__WORK REQUEST__. Go line by line through the entries below and copy those containing the string "JSON".

__MATERIAL FOR THE TASK__.
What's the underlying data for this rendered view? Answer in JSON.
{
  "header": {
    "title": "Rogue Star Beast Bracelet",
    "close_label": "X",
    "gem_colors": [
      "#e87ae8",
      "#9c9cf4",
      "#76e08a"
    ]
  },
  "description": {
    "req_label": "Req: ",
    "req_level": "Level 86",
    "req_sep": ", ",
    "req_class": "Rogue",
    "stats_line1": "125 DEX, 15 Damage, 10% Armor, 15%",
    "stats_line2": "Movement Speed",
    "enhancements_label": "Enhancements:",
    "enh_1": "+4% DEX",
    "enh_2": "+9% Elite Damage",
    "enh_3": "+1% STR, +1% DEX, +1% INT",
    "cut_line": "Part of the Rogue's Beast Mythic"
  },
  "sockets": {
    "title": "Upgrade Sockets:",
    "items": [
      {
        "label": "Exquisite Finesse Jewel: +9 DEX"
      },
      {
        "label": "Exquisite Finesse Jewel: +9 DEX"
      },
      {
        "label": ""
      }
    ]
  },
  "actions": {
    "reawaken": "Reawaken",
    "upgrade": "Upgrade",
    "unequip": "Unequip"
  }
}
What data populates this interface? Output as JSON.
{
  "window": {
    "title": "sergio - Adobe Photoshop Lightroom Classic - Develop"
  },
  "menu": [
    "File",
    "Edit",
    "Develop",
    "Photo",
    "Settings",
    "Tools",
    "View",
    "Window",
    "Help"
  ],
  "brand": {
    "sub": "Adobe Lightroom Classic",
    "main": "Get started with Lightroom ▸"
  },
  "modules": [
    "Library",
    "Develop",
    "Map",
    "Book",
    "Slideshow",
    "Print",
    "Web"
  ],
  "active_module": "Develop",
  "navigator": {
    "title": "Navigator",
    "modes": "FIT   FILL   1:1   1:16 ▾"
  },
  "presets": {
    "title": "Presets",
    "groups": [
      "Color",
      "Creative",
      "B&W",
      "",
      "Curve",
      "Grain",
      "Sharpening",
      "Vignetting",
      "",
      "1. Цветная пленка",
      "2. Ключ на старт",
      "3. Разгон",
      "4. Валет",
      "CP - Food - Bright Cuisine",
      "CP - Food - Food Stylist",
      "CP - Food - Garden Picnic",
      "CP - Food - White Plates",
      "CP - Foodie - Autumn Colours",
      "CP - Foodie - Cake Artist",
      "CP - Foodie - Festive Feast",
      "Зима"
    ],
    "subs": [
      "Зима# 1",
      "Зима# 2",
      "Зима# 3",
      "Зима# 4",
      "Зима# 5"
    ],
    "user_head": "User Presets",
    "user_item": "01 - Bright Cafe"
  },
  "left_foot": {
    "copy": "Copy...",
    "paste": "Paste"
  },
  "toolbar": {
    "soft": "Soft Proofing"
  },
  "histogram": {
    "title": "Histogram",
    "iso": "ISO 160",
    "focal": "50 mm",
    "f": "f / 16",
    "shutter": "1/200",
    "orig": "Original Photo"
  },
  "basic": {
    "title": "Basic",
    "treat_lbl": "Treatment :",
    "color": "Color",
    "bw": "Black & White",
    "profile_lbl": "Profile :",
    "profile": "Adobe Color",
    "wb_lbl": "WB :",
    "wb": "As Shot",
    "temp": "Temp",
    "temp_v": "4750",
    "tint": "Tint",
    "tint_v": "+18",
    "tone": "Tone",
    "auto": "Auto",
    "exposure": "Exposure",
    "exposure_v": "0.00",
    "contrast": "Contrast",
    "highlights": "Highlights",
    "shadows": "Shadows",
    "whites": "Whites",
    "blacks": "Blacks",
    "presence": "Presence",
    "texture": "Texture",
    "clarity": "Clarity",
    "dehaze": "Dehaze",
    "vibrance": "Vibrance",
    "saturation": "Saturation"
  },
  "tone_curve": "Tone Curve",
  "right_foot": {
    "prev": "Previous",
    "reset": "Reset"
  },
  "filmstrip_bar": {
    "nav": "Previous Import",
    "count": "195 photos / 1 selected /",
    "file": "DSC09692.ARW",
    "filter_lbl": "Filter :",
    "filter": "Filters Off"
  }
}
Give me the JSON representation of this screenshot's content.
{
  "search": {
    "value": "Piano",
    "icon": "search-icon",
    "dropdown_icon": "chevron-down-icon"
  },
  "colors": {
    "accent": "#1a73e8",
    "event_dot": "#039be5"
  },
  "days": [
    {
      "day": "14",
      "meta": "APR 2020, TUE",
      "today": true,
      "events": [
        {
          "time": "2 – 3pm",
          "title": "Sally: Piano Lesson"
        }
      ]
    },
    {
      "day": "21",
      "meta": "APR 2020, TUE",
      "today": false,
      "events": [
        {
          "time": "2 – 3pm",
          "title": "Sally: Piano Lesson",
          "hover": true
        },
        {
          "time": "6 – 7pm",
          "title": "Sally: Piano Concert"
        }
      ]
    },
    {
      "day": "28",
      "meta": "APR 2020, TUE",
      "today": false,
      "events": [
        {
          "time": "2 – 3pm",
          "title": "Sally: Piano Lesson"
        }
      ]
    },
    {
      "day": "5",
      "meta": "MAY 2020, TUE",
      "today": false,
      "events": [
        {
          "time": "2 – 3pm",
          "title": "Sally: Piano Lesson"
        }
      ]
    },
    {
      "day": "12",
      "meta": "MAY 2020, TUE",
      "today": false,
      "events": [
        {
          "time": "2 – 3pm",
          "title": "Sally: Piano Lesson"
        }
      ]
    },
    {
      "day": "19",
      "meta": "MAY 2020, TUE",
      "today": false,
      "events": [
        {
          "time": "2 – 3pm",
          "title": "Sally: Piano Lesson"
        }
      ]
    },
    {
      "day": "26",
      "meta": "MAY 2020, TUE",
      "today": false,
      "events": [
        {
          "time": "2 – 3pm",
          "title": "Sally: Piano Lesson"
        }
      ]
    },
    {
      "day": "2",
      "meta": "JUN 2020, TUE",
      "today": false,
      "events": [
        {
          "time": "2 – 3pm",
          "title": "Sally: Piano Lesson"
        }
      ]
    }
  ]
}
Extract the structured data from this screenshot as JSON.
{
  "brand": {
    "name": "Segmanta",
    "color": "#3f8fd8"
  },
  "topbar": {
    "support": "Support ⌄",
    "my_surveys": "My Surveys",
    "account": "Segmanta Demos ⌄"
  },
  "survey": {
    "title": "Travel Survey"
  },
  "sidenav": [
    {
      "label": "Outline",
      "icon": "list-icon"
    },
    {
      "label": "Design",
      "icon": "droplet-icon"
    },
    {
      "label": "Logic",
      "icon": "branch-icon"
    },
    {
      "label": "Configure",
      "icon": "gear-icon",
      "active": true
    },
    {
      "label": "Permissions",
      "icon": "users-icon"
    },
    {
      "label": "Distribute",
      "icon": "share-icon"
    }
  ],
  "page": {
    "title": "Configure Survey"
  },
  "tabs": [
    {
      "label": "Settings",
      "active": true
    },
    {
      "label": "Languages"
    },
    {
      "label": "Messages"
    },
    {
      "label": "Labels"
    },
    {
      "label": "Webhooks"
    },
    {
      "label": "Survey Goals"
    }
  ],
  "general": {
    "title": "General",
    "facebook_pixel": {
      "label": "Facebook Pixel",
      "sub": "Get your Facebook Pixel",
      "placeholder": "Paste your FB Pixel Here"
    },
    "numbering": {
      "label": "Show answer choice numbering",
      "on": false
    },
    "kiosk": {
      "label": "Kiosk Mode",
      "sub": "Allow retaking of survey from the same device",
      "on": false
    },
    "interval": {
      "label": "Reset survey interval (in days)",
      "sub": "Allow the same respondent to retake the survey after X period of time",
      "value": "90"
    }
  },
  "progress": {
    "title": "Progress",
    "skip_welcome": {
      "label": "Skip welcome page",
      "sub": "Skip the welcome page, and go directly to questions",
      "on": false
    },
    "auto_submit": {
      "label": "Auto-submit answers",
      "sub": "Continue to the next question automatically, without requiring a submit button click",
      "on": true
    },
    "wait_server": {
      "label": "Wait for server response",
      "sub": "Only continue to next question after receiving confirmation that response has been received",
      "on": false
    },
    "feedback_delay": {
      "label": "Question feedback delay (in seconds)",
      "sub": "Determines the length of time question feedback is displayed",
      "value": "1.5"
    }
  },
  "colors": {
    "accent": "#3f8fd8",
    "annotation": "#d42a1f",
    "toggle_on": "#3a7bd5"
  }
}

__SOLUTION TO THIS TASK__.
What's the underlying data for this rendered view? Answer in JSON.
What data populates this interface? Output as JSON.
Give me the JSON representation of this screenshot's content.
Extract the structured data from this screenshot as JSON.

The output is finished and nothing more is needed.